Repair techs rank high on job list
YARMOUTH, Maine – When provider Calvin Fuller heard that TIME.com recently named medical equipment repairer as one of “the 5 best jobs you’ve never heard of,” he wasn’t surprised.
“It’s definitely a job that a lot more people could do if they knew about it,” said Fuller, a senior technician at Addison, Texas-based Repair Express.
Medical equipment repairers who work on hospital beds and electric wheelchairs can typically learn on the job and earn, on average, $44,000 a year, according to TIME’s job description. Skills needed: troubleshooting, dexterity, analytical thinking and technical skills.

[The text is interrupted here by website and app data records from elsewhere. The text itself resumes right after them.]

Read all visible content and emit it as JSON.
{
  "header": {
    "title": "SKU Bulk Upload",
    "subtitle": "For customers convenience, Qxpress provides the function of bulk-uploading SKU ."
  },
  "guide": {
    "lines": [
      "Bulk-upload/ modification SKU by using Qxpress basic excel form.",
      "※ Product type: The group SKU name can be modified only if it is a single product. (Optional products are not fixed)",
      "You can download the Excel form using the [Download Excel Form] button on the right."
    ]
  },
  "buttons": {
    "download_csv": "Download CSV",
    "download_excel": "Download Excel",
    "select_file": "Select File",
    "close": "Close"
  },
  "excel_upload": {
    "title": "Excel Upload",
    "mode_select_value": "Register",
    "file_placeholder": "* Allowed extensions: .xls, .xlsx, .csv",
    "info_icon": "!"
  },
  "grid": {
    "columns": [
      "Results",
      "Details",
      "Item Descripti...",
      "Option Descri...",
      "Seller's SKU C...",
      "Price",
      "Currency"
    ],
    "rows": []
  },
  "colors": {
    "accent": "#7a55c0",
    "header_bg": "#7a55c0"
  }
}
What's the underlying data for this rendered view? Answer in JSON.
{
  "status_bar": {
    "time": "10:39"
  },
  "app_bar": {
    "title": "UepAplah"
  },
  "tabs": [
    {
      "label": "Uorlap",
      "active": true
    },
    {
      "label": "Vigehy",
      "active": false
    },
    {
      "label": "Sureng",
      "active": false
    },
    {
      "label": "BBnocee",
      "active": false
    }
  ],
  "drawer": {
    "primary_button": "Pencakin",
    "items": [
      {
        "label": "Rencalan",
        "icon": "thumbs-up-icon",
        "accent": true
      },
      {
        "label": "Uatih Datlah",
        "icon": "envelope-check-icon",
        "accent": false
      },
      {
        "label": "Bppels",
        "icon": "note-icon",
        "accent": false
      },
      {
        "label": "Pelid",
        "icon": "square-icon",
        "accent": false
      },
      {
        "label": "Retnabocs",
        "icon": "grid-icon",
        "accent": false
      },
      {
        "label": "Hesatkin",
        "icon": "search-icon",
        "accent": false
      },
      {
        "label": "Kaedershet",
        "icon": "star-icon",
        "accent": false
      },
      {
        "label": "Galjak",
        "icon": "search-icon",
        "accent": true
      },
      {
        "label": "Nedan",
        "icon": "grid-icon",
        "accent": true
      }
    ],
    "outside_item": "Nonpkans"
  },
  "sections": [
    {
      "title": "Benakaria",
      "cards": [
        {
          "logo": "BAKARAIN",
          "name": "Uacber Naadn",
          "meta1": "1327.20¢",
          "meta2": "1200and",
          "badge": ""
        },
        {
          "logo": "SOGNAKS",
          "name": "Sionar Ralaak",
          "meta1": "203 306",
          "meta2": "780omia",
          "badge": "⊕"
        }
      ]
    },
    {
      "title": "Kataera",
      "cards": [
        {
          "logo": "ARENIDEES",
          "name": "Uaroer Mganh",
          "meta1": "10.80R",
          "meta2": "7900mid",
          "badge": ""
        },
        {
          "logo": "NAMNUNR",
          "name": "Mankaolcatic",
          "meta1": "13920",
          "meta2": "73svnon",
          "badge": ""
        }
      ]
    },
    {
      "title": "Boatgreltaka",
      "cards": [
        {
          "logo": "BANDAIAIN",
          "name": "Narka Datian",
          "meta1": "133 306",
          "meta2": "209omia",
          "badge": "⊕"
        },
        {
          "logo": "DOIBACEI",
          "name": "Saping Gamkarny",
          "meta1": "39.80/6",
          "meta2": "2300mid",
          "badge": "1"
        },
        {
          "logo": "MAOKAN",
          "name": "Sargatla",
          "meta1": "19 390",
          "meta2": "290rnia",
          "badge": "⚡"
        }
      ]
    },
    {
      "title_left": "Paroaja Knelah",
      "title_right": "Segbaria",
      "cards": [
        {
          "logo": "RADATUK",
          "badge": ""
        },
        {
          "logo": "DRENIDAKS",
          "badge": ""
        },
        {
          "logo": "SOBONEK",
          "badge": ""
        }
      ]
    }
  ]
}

Chuck Wadsworth, the service manager at Keystone Mobility in Hummelstown, Pa., agrees with TIME’s assessment.
“There’s a lot of on-the-job training,” said Wadsworth, who has more than 10 years of experience as a medical equipment repairer. “I was an auto mechanic for a few years before I came here and I think that gave me a good start.”

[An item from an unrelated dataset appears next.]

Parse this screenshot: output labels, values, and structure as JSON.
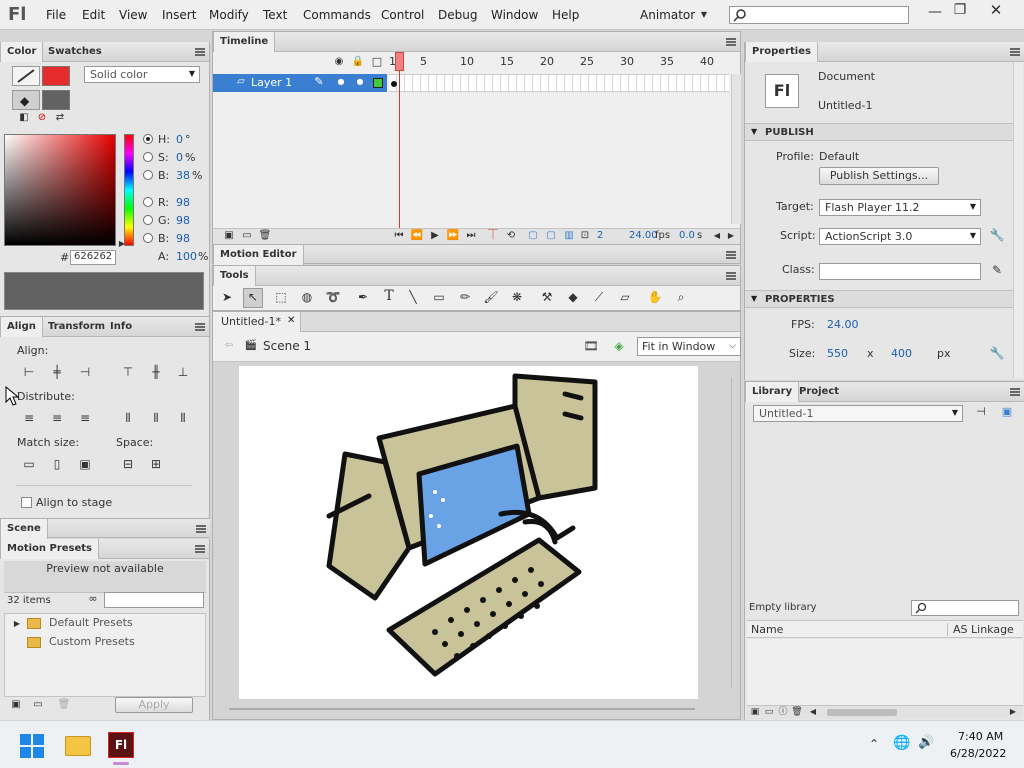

Fuller, who repairs power and manual wheelchairs, scooters and the occasional hospital bed, says the job’s day-to-day challenges are as unique as the equipment he works on.
“It’s an ever-evolving field,” he said. “There are always new types of joysticks and controllers, and there are many different makes and models—it’s all fairly proprietary. Pride doesn’t use the same exact things as Dalton or Merits.”

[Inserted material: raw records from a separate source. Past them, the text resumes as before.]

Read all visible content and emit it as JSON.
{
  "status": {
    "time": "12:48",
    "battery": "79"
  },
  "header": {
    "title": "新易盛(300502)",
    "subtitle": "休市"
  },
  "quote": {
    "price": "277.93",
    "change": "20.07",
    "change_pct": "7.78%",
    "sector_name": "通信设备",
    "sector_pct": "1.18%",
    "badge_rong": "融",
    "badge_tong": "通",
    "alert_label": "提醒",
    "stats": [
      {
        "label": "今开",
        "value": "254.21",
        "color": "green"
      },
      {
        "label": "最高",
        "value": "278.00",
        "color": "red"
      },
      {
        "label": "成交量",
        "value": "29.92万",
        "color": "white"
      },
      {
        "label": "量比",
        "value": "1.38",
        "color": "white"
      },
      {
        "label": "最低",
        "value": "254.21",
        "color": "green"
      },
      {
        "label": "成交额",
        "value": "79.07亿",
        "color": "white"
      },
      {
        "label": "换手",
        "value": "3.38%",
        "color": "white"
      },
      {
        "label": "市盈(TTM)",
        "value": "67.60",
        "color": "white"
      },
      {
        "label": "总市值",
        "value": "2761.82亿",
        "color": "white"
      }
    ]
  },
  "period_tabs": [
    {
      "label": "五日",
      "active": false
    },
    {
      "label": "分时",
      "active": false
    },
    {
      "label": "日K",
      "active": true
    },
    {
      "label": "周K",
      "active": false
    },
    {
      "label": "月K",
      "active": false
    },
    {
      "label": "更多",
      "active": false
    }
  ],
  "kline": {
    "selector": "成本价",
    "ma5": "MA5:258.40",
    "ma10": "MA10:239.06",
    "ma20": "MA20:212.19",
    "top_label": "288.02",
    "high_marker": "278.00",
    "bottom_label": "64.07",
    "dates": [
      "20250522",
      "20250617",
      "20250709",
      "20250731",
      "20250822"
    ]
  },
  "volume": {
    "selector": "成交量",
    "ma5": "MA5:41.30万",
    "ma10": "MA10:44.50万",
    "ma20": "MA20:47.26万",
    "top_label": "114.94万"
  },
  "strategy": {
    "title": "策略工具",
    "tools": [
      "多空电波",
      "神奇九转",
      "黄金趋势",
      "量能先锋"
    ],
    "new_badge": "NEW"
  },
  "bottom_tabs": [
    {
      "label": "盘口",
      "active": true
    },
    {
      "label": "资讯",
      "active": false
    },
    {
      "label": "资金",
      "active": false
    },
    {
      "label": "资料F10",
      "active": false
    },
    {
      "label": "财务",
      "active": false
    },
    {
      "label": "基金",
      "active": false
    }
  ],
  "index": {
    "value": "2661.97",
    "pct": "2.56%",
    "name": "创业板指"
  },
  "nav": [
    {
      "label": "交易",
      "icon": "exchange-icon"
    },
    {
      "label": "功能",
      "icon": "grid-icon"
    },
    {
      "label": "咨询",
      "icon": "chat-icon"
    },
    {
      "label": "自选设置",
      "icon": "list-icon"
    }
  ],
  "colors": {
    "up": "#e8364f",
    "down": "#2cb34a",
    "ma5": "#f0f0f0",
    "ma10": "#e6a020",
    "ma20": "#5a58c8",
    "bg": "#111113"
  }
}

While Fuller concedes that his job has taken him into some “pretty rough areas” of the city at times, he says the best part is helping people.
The job security doesn’t hurt, either. With 10,000 baby boomers turning 65 every day, the need for HME and those who repair it isn’t going away anytime soon.
“I’ve never laid anyone off due to a shortage of work,” said Wadsworth. “It seems like the demand only increases.”